• requires_grad (bool, optional) – If autograd should record operations on the returned tensor. Default: False.

• generator (torch.Generator, optional) – a pseudorandom number generator for sampling

• dtype (torch.dtype, optional) – the desired data type of returned tensor. Default: None. If None, uses a global default (see torch.set_default_tensor_type()).

• layout (torch.layout, optional) – the desired layout of returned Tensor. Default: torch.strided.

• device (torch.device, optional) – the desired device of returned tensor. Default: None. If None, uses the current device for the default tensor type (see torch.set_default_tensor_type()). Device will be the CPU for CPU tensor types and the current CUDA device for CUDA tensor types.

Returns

a SE3_type LieTensor

Return type

LieTensor

Note

The parameter $$\sigma$$ can either be:

• a single float – in which all the elements in the SE3_type share the same sigma, i.e., $$\sigma_{\rm{t}}$$ = $$\sigma_{\rm{r}}$$ = $$\sigma$$.

• a tuple of two floats – in which case, the specific sigmas are assigned independently, i.e., $$\sigma$$ = ($$\sigma_{\rm{t}}$$, $$\sigma_{\rm{r}}$$).

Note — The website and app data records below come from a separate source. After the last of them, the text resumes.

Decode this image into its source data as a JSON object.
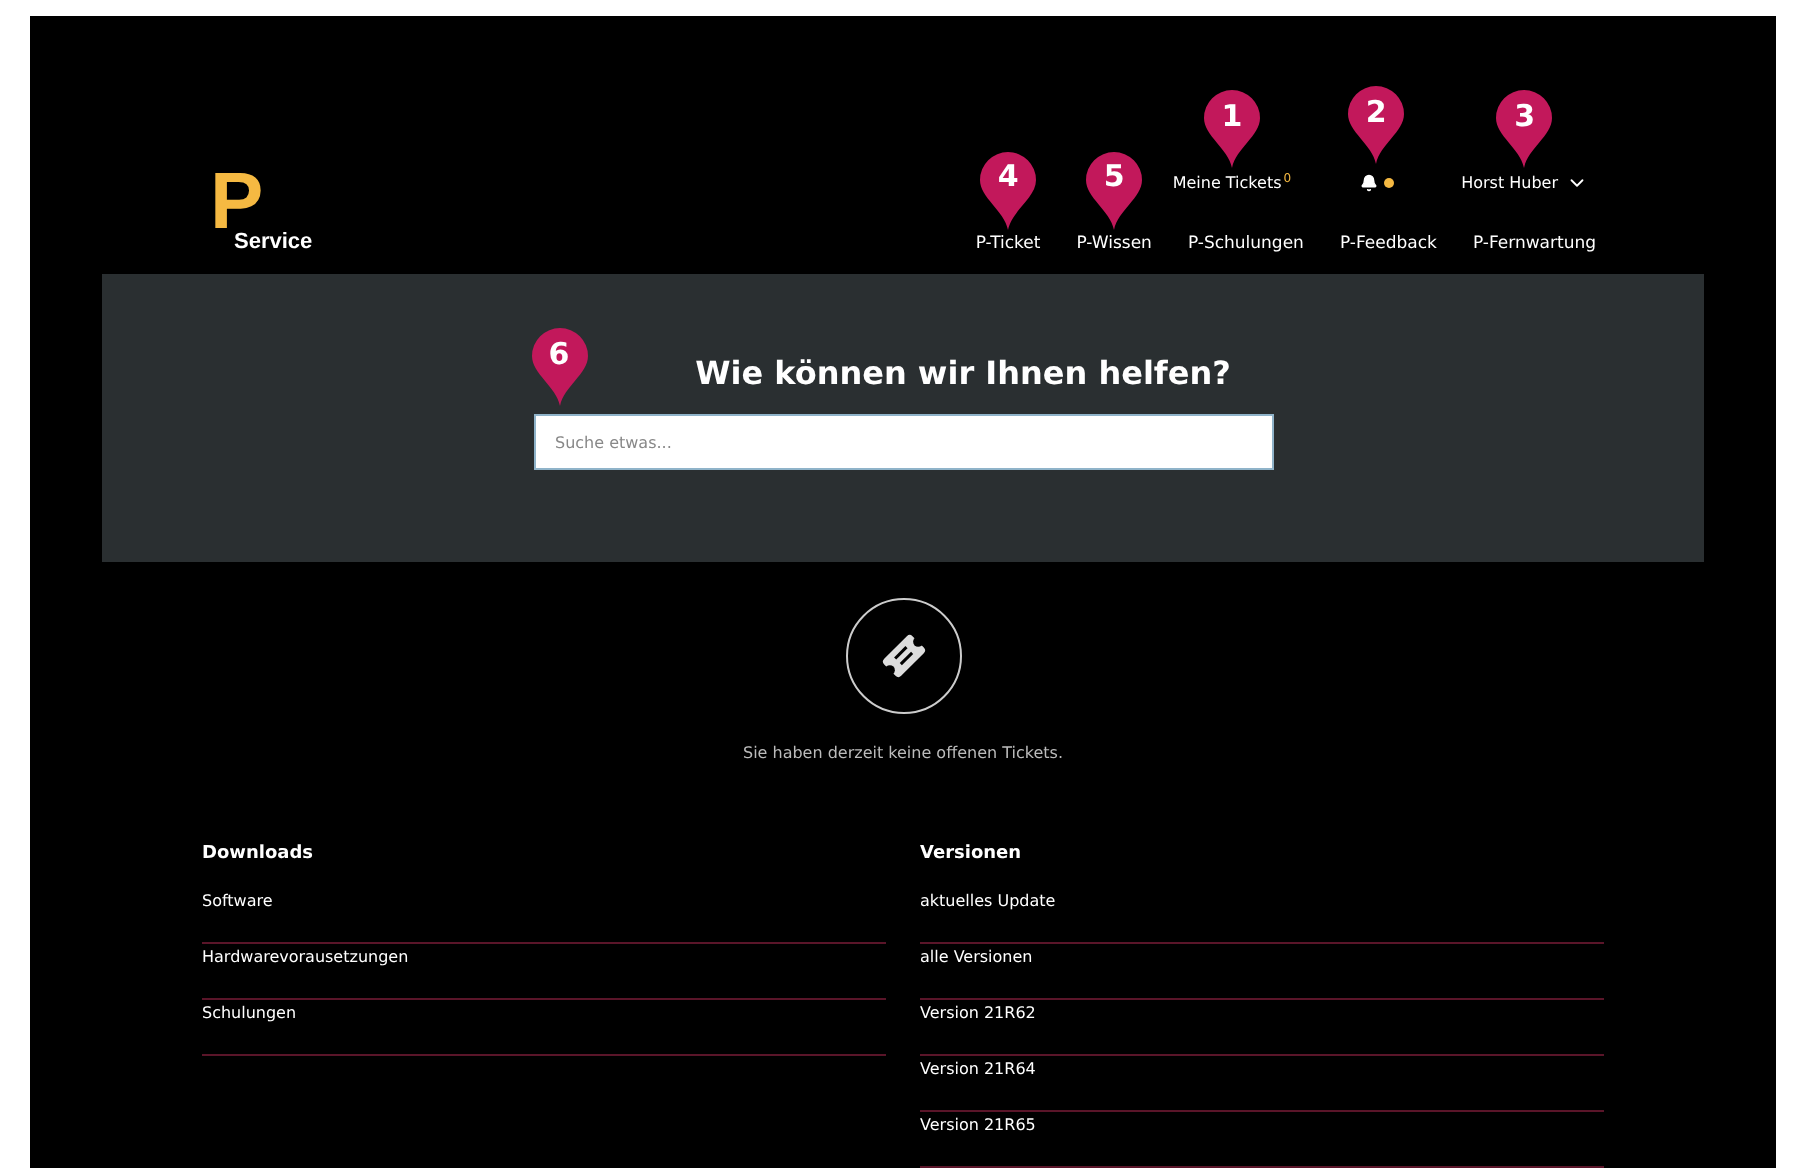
{
  "logo": {
    "letter": "P",
    "text": "Service"
  },
  "top_nav": [
    {
      "kind": "link",
      "label": "Meine Tickets",
      "count": "0",
      "marker": "1"
    },
    {
      "kind": "bell",
      "unread": true,
      "marker": "2"
    },
    {
      "kind": "user",
      "label": "Horst Huber",
      "marker": "3"
    }
  ],
  "main_nav": [
    {
      "label": "P-Ticket",
      "marker": "4"
    },
    {
      "label": "P-Wissen",
      "marker": "5"
    },
    {
      "label": "P-Schulungen"
    },
    {
      "label": "P-Feedback"
    },
    {
      "label": "P-Fernwartung"
    }
  ],
  "hero": {
    "title": "Wie können wir Ihnen helfen?",
    "search": {
      "placeholder": "Suche etwas...",
      "marker": "6"
    }
  },
  "tickets": {
    "empty_text": "Sie haben derzeit keine offenen Tickets."
  },
  "lists": [
    {
      "title": "Downloads",
      "items": [
        "Software",
        "Hardwarevorausetzungen",
        "Schulungen"
      ]
    },
    {
      "title": "Versionen",
      "items": [
        "aktuelles Update",
        "alle Versionen",
        "Version 21R62",
        "Version 21R64",
        "Version 21R65"
      ]
    }
  ]
}
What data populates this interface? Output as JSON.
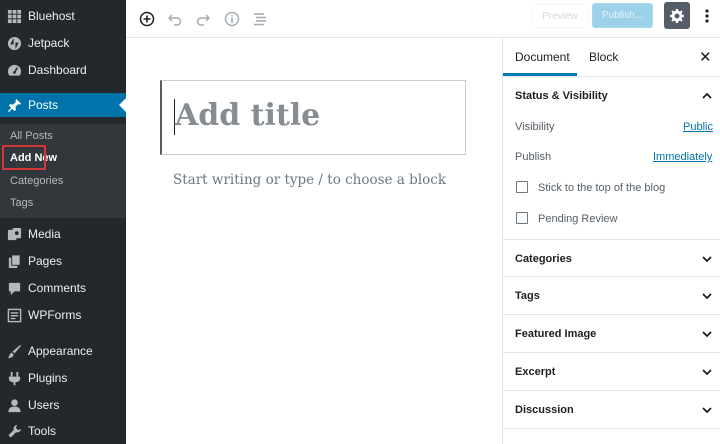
{
  "sidebar": {
    "top_items": [
      {
        "label": "Bluehost",
        "icon": "grid-icon"
      },
      {
        "label": "Jetpack",
        "icon": "jetpack-icon"
      },
      {
        "label": "Dashboard",
        "icon": "dashboard-icon"
      }
    ],
    "posts": {
      "label": "Posts",
      "icon": "pin-icon"
    },
    "submenu": [
      "All Posts",
      "Add New",
      "Categories",
      "Tags"
    ],
    "current_submenu": "Add New",
    "bottom_items": [
      {
        "label": "Media",
        "icon": "media-icon"
      },
      {
        "label": "Pages",
        "icon": "pages-icon"
      },
      {
        "label": "Comments",
        "icon": "comments-icon"
      },
      {
        "label": "WPForms",
        "icon": "wpforms-icon"
      },
      {
        "label": "Appearance",
        "icon": "paintbrush-icon"
      },
      {
        "label": "Plugins",
        "icon": "plugin-icon"
      },
      {
        "label": "Users",
        "icon": "users-icon"
      },
      {
        "label": "Tools",
        "icon": "wrench-icon"
      }
    ],
    "colors": {
      "background": "#23282d",
      "active": "#0073aa",
      "highlight": "#d63638"
    }
  },
  "toolbar": {
    "icons": [
      "add-block-icon",
      "undo-icon",
      "redo-icon",
      "info-icon",
      "block-navigation-icon"
    ],
    "preview_label": "Preview",
    "publish_label": "Publish...",
    "settings_icon": "gear-icon",
    "more_icon": "more-vertical-icon"
  },
  "editor": {
    "title_placeholder": "Add title",
    "body_placeholder": "Start writing or type / to choose a block"
  },
  "panel": {
    "tabs": [
      "Document",
      "Block"
    ],
    "active_tab": "Document",
    "status_visibility": {
      "title": "Status & Visibility",
      "visibility_label": "Visibility",
      "visibility_value": "Public",
      "publish_label": "Publish",
      "publish_value": "Immediately",
      "sticky_label": "Stick to the top of the blog",
      "pending_label": "Pending Review"
    },
    "sections": [
      "Categories",
      "Tags",
      "Featured Image",
      "Excerpt",
      "Discussion"
    ]
  }
}
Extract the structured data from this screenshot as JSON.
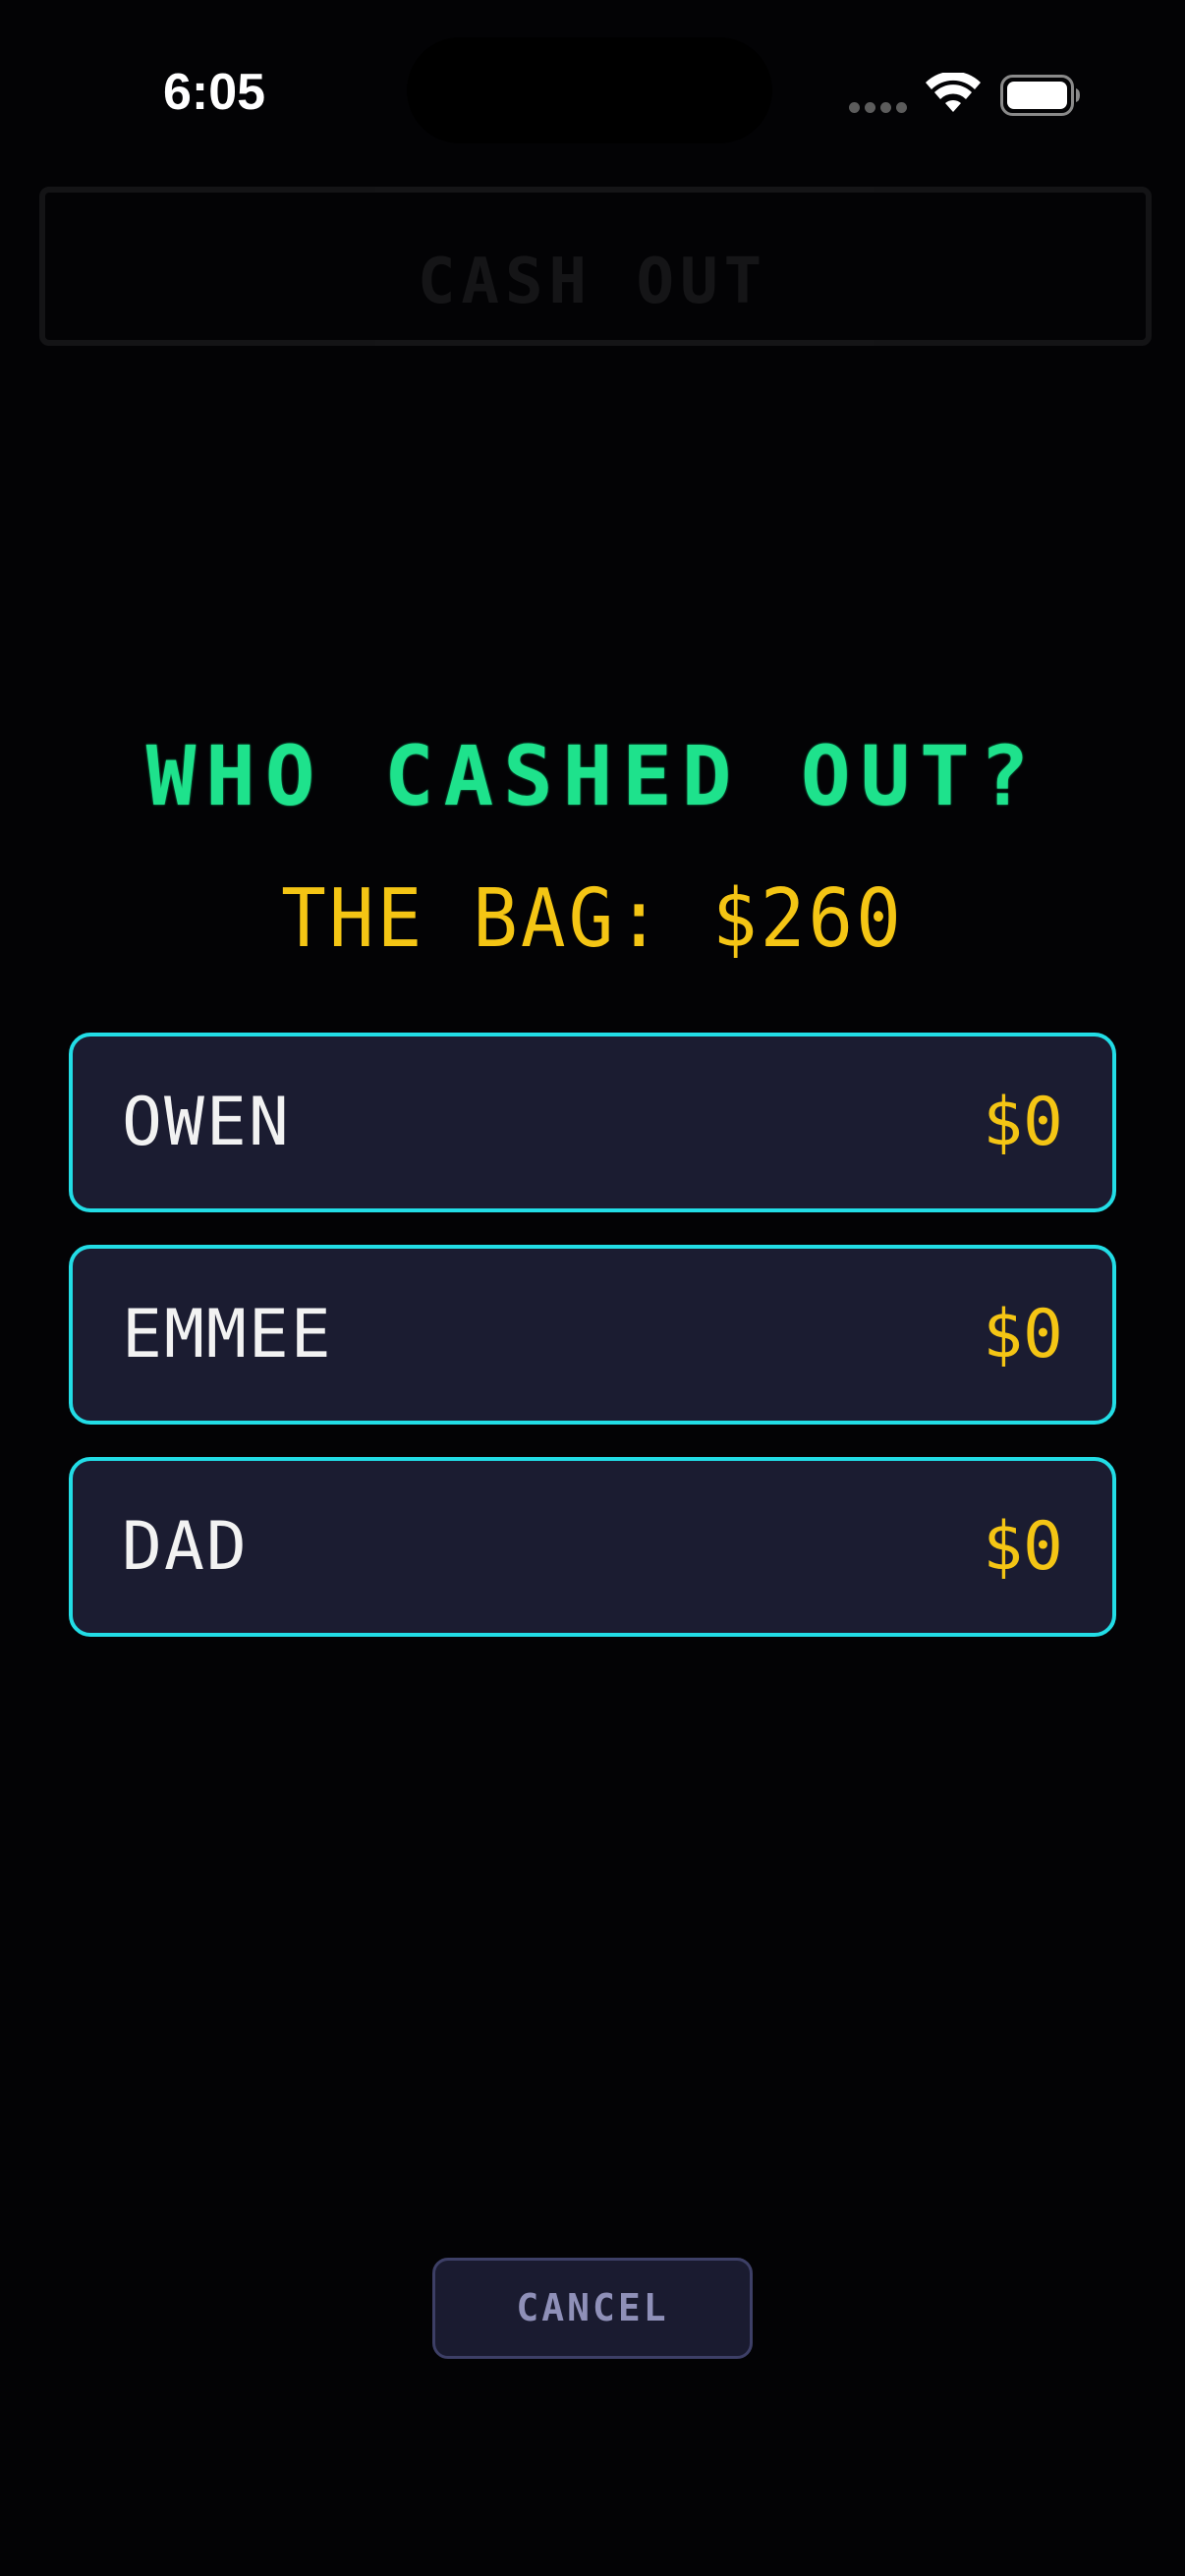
{
  "status_bar": {
    "time": "6:05",
    "icons": [
      "cellular-signal-icon",
      "wifi-icon",
      "battery-icon"
    ]
  },
  "background_screen": {
    "title": "CASH OUT"
  },
  "modal": {
    "title": "WHO CASHED OUT?",
    "bag_label": "THE BAG: $260",
    "players": [
      {
        "name": "OWEN",
        "amount": "$0"
      },
      {
        "name": "EMMEE",
        "amount": "$0"
      },
      {
        "name": "DAD",
        "amount": "$0"
      }
    ],
    "cancel_label": "CANCEL"
  },
  "colors": {
    "background": "#030305",
    "title_green": "#1ee28c",
    "money_yellow": "#f4c514",
    "row_border_cyan": "#22dde6",
    "row_fill": "#1b1c31",
    "cancel_text": "#8f90b8"
  }
}
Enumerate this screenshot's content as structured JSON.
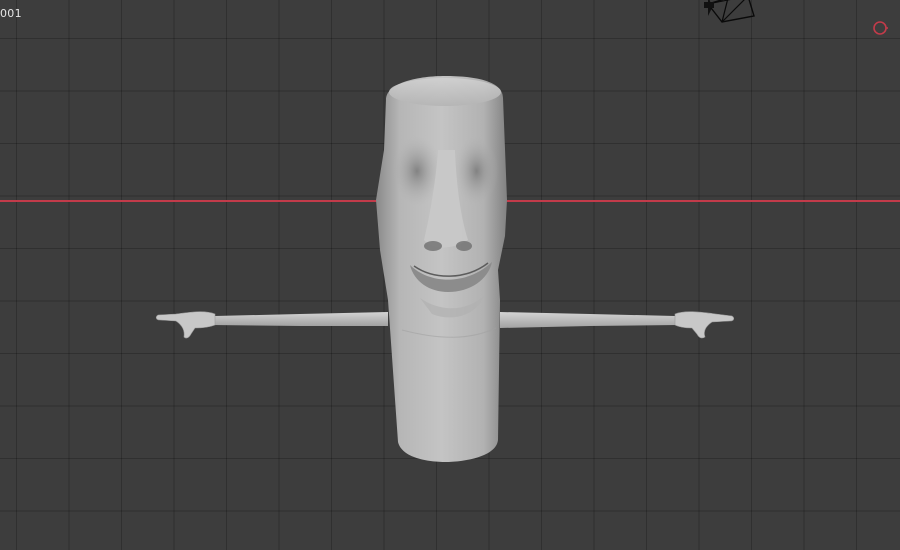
{
  "viewport": {
    "frame_label": "001",
    "axis_color": "#c23b4a",
    "background_color": "#3d3d3d",
    "camera_icon": "camera-gizmo-icon",
    "light_icon": "light-gizmo-icon",
    "object": "moai-character-mesh"
  }
}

• a tuple of four floats – in which case, the specific sigmas for each translation data are assigned independently, i.e., $$\sigma$$ = ($$\sigma_{\rm{tx}}$$, $$\sigma_{\rm{ty}}$$, $$\sigma_{\rm{tz}}$$, $$\sigma_{\rm{r}}$$).

Example

For $$\sigma = (\sigma_t, \sigma_r)$$

>>> pp.randn_SE3(2, sigma=(1.0, 2.0))
SE3Type LieTensor:
tensor([[ 0.2947, -1.6990, -0.5535,  0.4439,  0.2777,  0.0518,  0.8504],
[ 0.6825,  0.2963,  0.3410,  0.3375, -0.2355,  0.7389, -0.5335]])


For $$\sigma = (\sigma_{tx}, \sigma_{ty}, \sigma_{tz}, \sigma_{r})$$

>>> pp.randn_SE3(2, sigma=(1.0, 1.5, 2.0, 2.0))
SE3Type LieTensor:
tensor([[-1.5689, -0.6772,  0.3580, -0.2509,  0.8257, -0.4950,  0.1018],
[ 0.2613, -2.7613,  0.2151, -0.8802,  0.2619,  0.3044,  0.2531]])